- Getting a Flu Shot? Skip the Advil, Aleve, for Mild Discomfort
Its best to avoid common pain relievers after a flu shot because they can dilute the power of the vaccine, according to research conducted at the University of Rochester Medical Center.
Ibuprofen , aspirin and naproxen dampen the production of necessary antibodies that protect the body against illness, scientists said.
Many over-the-counter pain and fever-reducers are classified as nonsteroidal anti-inflammatories , which act in part by blocking the cyclooxygenase-2 enzyme. But blocking the cox-2 enzyme is not a good idea in the context of vaccination, because the cox-2 enzyme is necessary for high production of B-lymphocytes. When people take medications like Advil for discomfort at the injection site theyre also inadvertently reducing the ability of B cells to make the antibodies that protect against the flu.
Unless your health care provider tells you otherwise, its best not to take pain relievers one or two days before the flu vaccine and for a week afterward, said David J. Topham, Ph.D., a study author and professor in the Center for Vaccine Biology and Immunology at URMC.

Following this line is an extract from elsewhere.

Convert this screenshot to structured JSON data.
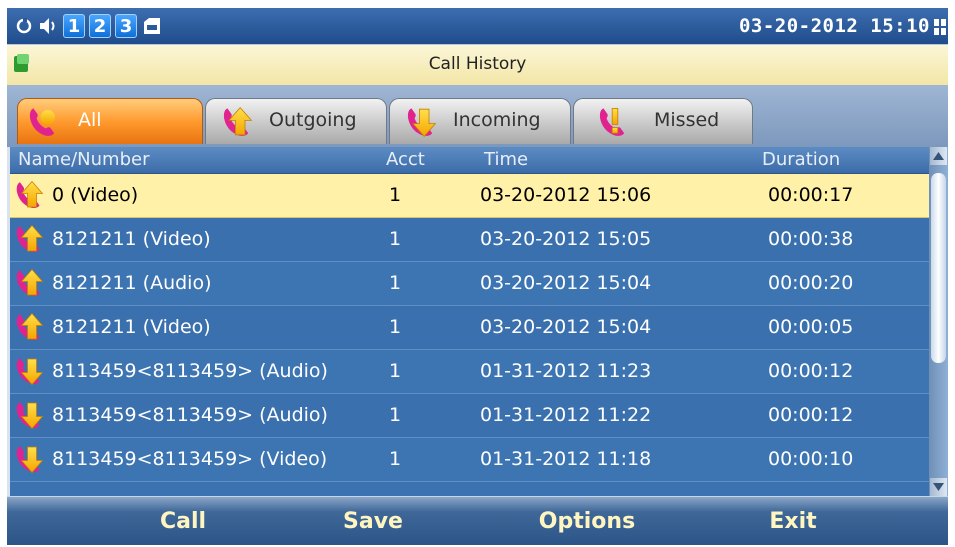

What about low-dose aspirin? Individuals who take aspirin for cardiovascular or vascular disease should talk to their doctors before stopping even low-dose aspirin. And people who take medications such as Celebrex for arthritis or other chronic pain also should consult their physicians.